Lyric Stage’s ‘Virginia Woolf’: A battle for the ages

Dan Whelton, Paula Plum and Steven Barkimer in "Who's Afraid of Virginia  Woolf?" Photo: Mark S. Howard

Dan Whelton, Paula Plum and Steven Barkhimer in “Who’s Afraid of Virginia Woolf?” Photo: Mark S. Howard

BOSTON – Playwright Edward Albee was not all about making theater-goers feel comfortable.

In his classic “Who’s Afraid of Virginia Woolf?”, now being presented by the Lyric Stage Company of Boston, there is enough discomfort to go around and as the discomfort level mounts on stage, it spills over to the audience.

In “Virginia Woolf,” husband and wife eviscerate each other onstage in the presence of their guests, who are at times aghast, horrified and humiliated.

Of course any gathering that starts at 2 a.m. and is fueled by massive quantities of alcohol is bound to reveal some close-held secrets – in vino veritas,  the Romans would say.

Steven Barkhimer as George and Paula Plum as Martha would be on anyone’s shortlist of the finest and most consistent actors in Greater Boston. Barkhimer is also a talented playwright and musician, while Plum has proven her skills as a director in shows such as “Out of Sterno” and “The School for Scandal.”

Plum said in an interview that she declined a chance to do “Woolf” with her actor husband Richard Snee because the play was too “vicious.”

A wise decision. Early on, George shows the stuffiness and reserve of a college professor while Martha is flirtatious and coquettish, but the thin veneer of civility that exists between the couple at the beginning of the play is slowly stripped away and dissipates amid the insults and baiting.

This is a play where verbal fisticuffs turn into the real thing

George’s teaching career as a history professor at the small New England college long ruled by Martha’s father hit a dead end many years before the play opens as the couple arrives home at 2 a.m. after a faculty party at the home of Martha’s father.

Martha, given her father’s position, is to the manor born and casts a long shadow on campus, something she long has been very well aware of – and has reminded George of constantly during the couple’s 23 years of marriage.

So while the couple warm up for their guests’ arrival with some vigorous sniping, it isn’t until after their guests arrive and the liquor really starts flowing that the tension ratchets up.

Dan Whelton is Nick – a handsome young up-and-coming professor at the college in whom George clearly sees what he could have been and should have been before it all went wrong.
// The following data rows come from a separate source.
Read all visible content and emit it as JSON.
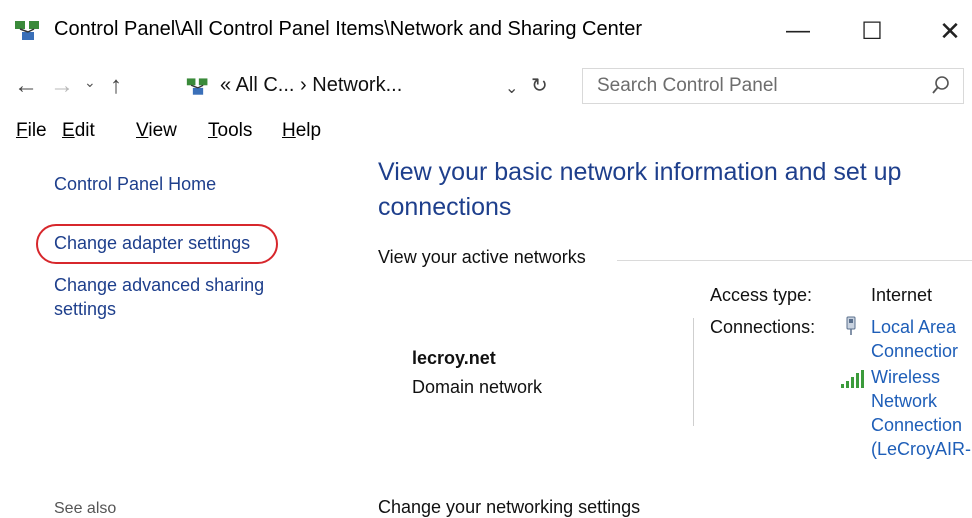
{
  "window": {
    "title": "Control Panel\\All Control Panel Items\\Network and Sharing Center",
    "minimize_glyph": "—",
    "maximize_glyph": "☐",
    "close_glyph": "✕"
  },
  "nav": {
    "back_glyph": "←",
    "forward_glyph": "→",
    "recent_glyph": "⌄",
    "up_glyph": "↑",
    "address": "« All C... › Network...",
    "address_dropdown_glyph": "⌄",
    "refresh_glyph": "↻",
    "search_placeholder": "Search Control Panel"
  },
  "menu": {
    "items": [
      {
        "key": "F",
        "rest": "ile"
      },
      {
        "key": "E",
        "rest": "dit"
      },
      {
        "key": "V",
        "rest": "iew"
      },
      {
        "key": "T",
        "rest": "ools"
      },
      {
        "key": "H",
        "rest": "elp"
      }
    ]
  },
  "left_nav": {
    "home": "Control Panel Home",
    "adapter": "Change adapter settings",
    "advanced_sharing": "Change advanced sharing settings",
    "see_also_partial": "See also"
  },
  "main": {
    "heading": "View your basic network information and set up connections",
    "active_networks_label": "View your active networks",
    "network": {
      "name": "lecroy.net",
      "category": "Domain network",
      "access_type_label": "Access type:",
      "access_type_value": "Internet",
      "connections_label": "Connections:",
      "connection_1": "Local Area\nConnectior",
      "connection_2": "Wireless\nNetwork\nConnection\n(LeCroyAIR-"
    },
    "change_settings_label": "Change your networking settings"
  },
  "colors": {
    "link": "#1e3f8c",
    "connection_link": "#1e5eb8",
    "highlight": "#d7272c"
  }
}
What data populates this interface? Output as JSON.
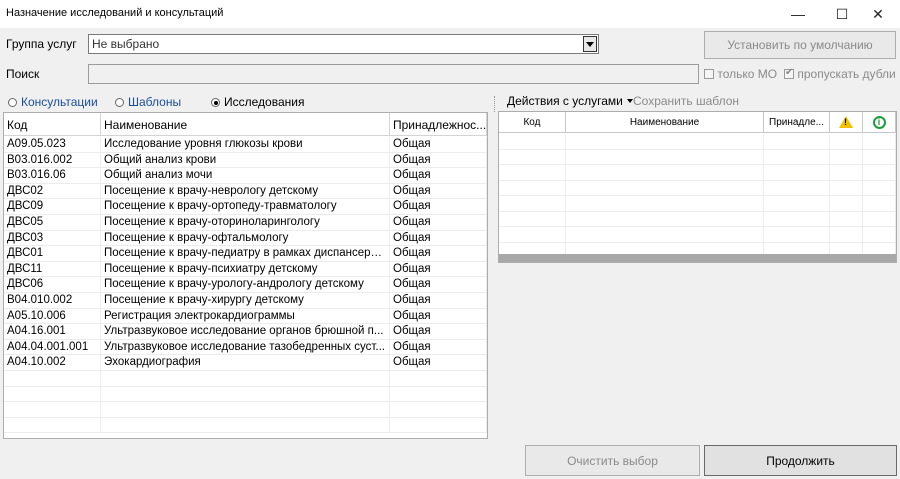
{
  "window": {
    "title": "Назначение исследований и консультаций",
    "minimize": "—",
    "maximize": "☐",
    "close": "✕"
  },
  "form": {
    "group_label": "Группа услуг",
    "group_value": "Не выбрано",
    "default_button": "Установить по умолчанию",
    "search_label": "Поиск",
    "search_value": "",
    "only_mo_label": "только МО",
    "only_mo_checked": false,
    "skip_dupes_label": "пропускать дубли",
    "skip_dupes_checked": true
  },
  "radios": {
    "consult": "Консультации",
    "templates": "Шаблоны",
    "research": "Исследования",
    "selected": "research"
  },
  "left_grid": {
    "headers": [
      "Код",
      "Наименование",
      "Принадлежнос..."
    ],
    "rows": [
      [
        "A09.05.023",
        "Исследование уровня глюкозы крови",
        "Общая"
      ],
      [
        "B03.016.002",
        "Общий анализ крови",
        "Общая"
      ],
      [
        "B03.016.06",
        "Общий анализ мочи",
        "Общая"
      ],
      [
        "ДВС02",
        "Посещение к врачу-неврологу детскому",
        "Общая"
      ],
      [
        "ДВС09",
        "Посещение к врачу-ортопеду-травматологу",
        "Общая"
      ],
      [
        "ДВС05",
        "Посещение к врачу-оториноларингологу",
        "Общая"
      ],
      [
        "ДВС03",
        "Посещение к врачу-офтальмологу",
        "Общая"
      ],
      [
        "ДВС01",
        "Посещение к врачу-педиатру в рамках диспансери...",
        "Общая"
      ],
      [
        "ДВС11",
        "Посещение к врачу-психиатру детскому",
        "Общая"
      ],
      [
        "ДВС06",
        "Посещение к врачу-урологу-андрологу детскому",
        "Общая"
      ],
      [
        "B04.010.002",
        "Посещение к врачу-хирургу детскому",
        "Общая"
      ],
      [
        "A05.10.006",
        "Регистрация электрокардиограммы",
        "Общая"
      ],
      [
        "A04.16.001",
        "Ультразвуковое исследование органов брюшной п...",
        "Общая"
      ],
      [
        "A04.04.001.001",
        "Ультразвуковое исследование тазобедренных суст...",
        "Общая"
      ],
      [
        "A04.10.002",
        "Эхокардиография",
        "Общая"
      ]
    ]
  },
  "right_panel": {
    "actions_menu": "Действия с услугами",
    "save_template": "Сохранить шаблон",
    "headers": [
      "Код",
      "Наименование",
      "Принадле..."
    ]
  },
  "buttons": {
    "clear": "Очистить выбор",
    "continue": "Продолжить"
  }
}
Whelton holds his own as George and Martha draw him into their battle and threaten to make collateral damage of both he and Erica Spyres as his wife Honey. She is a meek, subservient type who can’t hold her liquor and eventually gets wrapped up in George and Martha’s sadistic, dangerous games.

Early on it appears that George, emasculated by Martha’s father, will bow to her tyrannies. But that couldn’t be further from the truth.

Barkimer’s George will erupt with furies generated by a thousand slights real or imagined. At several points during the long morning’s journey to day things will spiral out of control, and life, limb and marriages will all be at risk.

“We need to play a game,” seethes George at one point. “Hump the hostess,” is for later, he explains, speaking the truth.

The barbs in the first act are merely jabs. They will become poison-tipped in Act II, before all-out nuclear warfare erupts and all the punches are below the belt in the third act.

Director Scott Edmiston has the cast at such a fever pitch that I find it remarkable that in a recent week, the cast did seven performances of the work, which is nearly three hours long with two intermissions.

You might find you feel like you need a shower after watching George and Martha batter each other into a final exhausted submission, but it is a journey well worth taking, two nonpareil performers working under an accomplished director, getting down and dirty in a battle for the ages.

The Lyric Stage Company of Boston production of Edward Albee’s “Who’s Afraid of Virginia Woolf?” Directed by Scott Edmiston. Scenic design by Janie E. Howland. Costume design by Charles Schoonmaker. Lighting design by Karen Perlow. Composition/sound design by Dewey Dellay. Through Feb. 12.